Based even on your conservative estimates, one can see that the cost of running a traditional BI deployment can get significant – quickly exceeding the cost of the software and hardware itself. With high per-report costs like this, it’s no wonder IT organizations force users to really think through their questions and requests before embarking on report writing efforts.

But if users are forced to map out their precise questions in advance, what room is left for users reacting to interesting things spotted in reports, exploring follow-on questions, or asking an unanticipated question? While the costs alone are an argument for more “self service” BI and analytics, the real benefit for more user-driven models is that users themselves can ask and answer their own questions as they come up without going through IT for every new request. This leads to new insights and better decision making.

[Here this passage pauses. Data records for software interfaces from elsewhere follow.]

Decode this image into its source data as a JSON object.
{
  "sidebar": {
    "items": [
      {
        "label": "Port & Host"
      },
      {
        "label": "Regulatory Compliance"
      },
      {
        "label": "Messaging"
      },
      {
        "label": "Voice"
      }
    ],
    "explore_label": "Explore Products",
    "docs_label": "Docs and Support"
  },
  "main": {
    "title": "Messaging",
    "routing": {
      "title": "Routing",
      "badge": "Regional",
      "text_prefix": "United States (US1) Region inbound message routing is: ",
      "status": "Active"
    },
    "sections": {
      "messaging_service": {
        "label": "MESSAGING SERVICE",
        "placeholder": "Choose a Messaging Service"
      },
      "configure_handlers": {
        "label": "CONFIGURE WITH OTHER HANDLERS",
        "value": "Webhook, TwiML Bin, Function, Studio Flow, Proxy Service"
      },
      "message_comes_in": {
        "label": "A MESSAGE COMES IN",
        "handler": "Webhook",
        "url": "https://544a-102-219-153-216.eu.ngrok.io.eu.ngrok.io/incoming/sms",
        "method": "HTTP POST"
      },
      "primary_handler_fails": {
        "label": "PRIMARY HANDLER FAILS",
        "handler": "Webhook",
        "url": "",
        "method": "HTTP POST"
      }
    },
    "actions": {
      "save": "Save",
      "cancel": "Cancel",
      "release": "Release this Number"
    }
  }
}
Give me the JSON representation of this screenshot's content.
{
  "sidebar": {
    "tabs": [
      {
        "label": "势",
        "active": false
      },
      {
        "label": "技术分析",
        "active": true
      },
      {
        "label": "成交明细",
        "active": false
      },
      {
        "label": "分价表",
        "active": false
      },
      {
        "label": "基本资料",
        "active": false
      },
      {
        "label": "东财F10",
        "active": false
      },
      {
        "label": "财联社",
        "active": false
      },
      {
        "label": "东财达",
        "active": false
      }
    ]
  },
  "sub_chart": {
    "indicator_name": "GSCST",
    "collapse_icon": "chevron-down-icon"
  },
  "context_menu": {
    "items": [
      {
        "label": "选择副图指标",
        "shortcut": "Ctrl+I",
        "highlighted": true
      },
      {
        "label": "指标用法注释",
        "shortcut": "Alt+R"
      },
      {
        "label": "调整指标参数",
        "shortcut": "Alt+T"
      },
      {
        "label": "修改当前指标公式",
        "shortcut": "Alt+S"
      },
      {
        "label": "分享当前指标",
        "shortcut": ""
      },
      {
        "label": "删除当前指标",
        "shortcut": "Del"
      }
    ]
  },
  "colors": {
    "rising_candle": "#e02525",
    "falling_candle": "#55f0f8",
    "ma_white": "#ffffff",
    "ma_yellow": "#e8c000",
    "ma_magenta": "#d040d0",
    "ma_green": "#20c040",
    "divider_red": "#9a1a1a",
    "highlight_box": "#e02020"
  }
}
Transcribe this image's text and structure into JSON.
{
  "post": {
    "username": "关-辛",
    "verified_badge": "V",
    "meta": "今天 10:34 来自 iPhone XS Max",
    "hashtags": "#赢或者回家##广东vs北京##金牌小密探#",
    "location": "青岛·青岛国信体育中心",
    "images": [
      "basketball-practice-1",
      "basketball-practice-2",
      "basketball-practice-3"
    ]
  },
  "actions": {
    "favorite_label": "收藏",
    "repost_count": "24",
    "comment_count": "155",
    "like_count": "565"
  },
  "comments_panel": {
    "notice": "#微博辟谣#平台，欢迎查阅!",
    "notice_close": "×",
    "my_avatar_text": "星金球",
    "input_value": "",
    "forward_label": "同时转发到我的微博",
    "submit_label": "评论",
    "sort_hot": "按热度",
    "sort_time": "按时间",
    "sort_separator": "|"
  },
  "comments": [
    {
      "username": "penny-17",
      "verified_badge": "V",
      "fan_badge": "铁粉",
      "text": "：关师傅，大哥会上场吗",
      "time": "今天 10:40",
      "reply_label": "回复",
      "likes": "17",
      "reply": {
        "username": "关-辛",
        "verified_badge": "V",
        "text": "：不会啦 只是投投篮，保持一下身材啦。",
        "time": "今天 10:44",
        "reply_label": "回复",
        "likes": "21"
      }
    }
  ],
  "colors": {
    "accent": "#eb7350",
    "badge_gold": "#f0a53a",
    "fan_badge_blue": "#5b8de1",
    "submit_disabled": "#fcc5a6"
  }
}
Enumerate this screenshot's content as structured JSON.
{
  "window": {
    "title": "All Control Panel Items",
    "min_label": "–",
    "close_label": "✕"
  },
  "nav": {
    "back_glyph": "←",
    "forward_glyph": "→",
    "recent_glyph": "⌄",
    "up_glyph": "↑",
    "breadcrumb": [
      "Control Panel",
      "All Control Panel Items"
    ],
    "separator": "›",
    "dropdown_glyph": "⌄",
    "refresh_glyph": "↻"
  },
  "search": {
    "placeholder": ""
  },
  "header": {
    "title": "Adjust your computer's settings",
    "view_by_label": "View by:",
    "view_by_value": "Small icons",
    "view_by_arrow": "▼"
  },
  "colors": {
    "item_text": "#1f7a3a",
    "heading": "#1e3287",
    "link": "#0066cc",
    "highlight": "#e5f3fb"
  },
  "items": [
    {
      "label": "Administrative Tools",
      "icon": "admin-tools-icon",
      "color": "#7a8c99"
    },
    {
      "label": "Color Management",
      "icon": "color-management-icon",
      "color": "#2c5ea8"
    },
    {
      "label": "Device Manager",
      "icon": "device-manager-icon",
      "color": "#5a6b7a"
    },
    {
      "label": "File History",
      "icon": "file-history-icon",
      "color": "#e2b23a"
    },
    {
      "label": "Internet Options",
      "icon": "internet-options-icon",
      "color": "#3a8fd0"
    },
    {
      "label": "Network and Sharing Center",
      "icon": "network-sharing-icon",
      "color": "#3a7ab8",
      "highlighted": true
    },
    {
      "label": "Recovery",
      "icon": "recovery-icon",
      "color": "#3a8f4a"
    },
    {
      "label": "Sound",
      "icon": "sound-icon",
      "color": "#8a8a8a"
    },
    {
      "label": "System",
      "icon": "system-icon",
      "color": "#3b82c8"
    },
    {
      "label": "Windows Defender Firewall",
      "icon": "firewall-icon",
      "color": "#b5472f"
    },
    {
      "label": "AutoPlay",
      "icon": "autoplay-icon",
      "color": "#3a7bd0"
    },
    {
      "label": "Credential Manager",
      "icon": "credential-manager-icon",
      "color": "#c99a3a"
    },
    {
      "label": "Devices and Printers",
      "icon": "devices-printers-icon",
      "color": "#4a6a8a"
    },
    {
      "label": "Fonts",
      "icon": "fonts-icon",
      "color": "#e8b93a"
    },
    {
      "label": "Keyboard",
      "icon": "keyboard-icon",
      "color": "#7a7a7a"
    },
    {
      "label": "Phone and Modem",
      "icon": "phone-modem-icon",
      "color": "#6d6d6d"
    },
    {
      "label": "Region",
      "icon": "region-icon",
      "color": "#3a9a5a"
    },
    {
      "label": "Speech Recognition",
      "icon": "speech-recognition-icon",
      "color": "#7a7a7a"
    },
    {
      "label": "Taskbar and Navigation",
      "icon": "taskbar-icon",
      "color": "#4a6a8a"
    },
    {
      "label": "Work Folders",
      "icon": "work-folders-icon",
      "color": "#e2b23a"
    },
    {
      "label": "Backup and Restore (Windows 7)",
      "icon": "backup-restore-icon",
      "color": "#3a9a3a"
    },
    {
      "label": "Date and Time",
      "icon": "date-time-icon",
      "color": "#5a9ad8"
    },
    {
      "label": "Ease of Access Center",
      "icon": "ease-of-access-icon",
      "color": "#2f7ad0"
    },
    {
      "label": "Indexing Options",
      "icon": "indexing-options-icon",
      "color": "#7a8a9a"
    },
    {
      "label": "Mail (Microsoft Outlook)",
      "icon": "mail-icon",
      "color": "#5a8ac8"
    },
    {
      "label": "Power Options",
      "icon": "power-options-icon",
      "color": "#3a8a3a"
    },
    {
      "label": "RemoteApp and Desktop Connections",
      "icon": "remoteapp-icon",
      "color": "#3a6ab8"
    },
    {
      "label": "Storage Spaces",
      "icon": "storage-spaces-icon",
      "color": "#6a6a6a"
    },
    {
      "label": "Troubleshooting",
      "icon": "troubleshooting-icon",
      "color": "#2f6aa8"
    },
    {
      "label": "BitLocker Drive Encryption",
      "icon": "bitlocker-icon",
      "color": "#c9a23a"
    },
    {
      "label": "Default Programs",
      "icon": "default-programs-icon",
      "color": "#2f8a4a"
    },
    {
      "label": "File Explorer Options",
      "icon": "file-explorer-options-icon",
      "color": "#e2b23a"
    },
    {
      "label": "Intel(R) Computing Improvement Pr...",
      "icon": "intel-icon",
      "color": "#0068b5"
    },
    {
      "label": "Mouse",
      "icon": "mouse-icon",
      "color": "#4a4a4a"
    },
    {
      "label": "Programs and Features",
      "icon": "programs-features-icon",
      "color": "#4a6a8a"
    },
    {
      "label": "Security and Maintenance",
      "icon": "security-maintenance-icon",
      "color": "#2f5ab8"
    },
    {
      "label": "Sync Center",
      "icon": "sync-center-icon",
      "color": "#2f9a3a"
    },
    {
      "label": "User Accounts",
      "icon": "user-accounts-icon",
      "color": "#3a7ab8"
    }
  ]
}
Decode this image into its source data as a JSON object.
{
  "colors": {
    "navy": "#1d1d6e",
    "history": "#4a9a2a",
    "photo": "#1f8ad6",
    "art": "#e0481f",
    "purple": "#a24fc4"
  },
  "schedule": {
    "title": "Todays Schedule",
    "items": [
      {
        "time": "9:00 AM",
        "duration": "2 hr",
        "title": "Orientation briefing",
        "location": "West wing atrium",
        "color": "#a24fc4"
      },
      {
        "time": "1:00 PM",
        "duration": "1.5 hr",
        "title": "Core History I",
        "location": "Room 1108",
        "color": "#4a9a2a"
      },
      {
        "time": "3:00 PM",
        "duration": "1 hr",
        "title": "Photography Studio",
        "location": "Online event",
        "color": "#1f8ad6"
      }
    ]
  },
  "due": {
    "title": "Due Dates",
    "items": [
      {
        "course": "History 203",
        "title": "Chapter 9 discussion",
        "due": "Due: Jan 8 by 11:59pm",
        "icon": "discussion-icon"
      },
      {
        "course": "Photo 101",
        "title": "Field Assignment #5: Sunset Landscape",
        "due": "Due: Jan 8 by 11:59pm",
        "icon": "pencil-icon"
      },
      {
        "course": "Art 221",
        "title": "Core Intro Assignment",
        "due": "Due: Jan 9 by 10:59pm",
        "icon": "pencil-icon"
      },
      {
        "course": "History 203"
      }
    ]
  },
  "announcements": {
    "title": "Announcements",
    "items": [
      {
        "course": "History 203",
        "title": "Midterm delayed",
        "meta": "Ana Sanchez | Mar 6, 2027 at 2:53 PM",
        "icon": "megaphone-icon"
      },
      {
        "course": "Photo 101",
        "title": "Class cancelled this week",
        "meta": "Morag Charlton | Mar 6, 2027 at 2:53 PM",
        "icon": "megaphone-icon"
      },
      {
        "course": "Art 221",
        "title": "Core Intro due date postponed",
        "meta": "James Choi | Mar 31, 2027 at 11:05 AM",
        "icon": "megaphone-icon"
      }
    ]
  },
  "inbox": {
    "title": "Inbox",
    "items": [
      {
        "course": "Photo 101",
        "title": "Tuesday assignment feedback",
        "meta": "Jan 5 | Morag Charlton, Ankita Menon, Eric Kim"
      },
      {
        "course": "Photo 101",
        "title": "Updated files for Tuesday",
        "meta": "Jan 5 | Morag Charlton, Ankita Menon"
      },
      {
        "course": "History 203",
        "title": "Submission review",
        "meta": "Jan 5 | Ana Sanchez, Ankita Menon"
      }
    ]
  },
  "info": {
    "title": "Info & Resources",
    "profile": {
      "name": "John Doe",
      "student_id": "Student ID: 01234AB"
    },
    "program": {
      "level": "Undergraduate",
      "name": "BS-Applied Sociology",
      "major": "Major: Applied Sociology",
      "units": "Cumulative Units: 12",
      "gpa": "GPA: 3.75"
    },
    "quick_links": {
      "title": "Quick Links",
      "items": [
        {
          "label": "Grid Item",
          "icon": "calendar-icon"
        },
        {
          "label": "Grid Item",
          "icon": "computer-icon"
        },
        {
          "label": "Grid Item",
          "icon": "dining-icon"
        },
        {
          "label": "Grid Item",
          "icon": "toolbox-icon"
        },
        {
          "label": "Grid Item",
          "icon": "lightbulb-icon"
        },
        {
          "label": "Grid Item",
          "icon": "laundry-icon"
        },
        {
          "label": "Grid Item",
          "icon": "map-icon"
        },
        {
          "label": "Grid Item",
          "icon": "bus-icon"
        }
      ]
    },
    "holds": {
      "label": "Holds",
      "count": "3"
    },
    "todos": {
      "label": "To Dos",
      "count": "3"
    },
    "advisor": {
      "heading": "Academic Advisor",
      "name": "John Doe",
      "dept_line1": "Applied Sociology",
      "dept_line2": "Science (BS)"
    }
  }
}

re: Bottom Up And Top Down Approaches To Estimating Costs For A

Paul,
It was the business to IT interaction, taking place in the BICC, that lead to the savings. The IT side learned to ask questions about what the business actually needed and the actual use of the data. And the business finally understood more about what the BI team could produce. When these two worlds came together, many of the reports were eliminated because they were no longer necessary. It's the process of information governance in the BICC that leads to the savings. Tom Gransee wrote a great white paper on "Building a Business Intelligence Competency Center" that might interst you. It's one of the best I've read: http://ow.ly/10saR Tom used to teach at TDWI.

re: Bottom Up And Top Down Approaches To Estimating Costs For A

L.s,

Good article. In the costs however i miss the DB License and maintenance costs.... which can make a huge difference.

re: Bottom Up And Top Down Approaches To Estimating Costs For A

Thanks for the thought-provoking article Boris. Of course there are often more factors that can be brought into a method for estimating costs for BI report development. Some big ones are: pre-packaged enterprise data models (denormalized views/queries and dimensional models), pre-packaged ETL scripts for popular ERP/CRM applications, pre-packaged reports/dashboards as well as offshore report development. I like John's comment about the BI Competency Center as well...building fewer of the highest value reports would definitely help.

re: Bottom Up And Top Down Approaches To Estimating Costs For A

Boris, just posting a reference to Roman's article about your calculations. Would be curious to see your reply as well.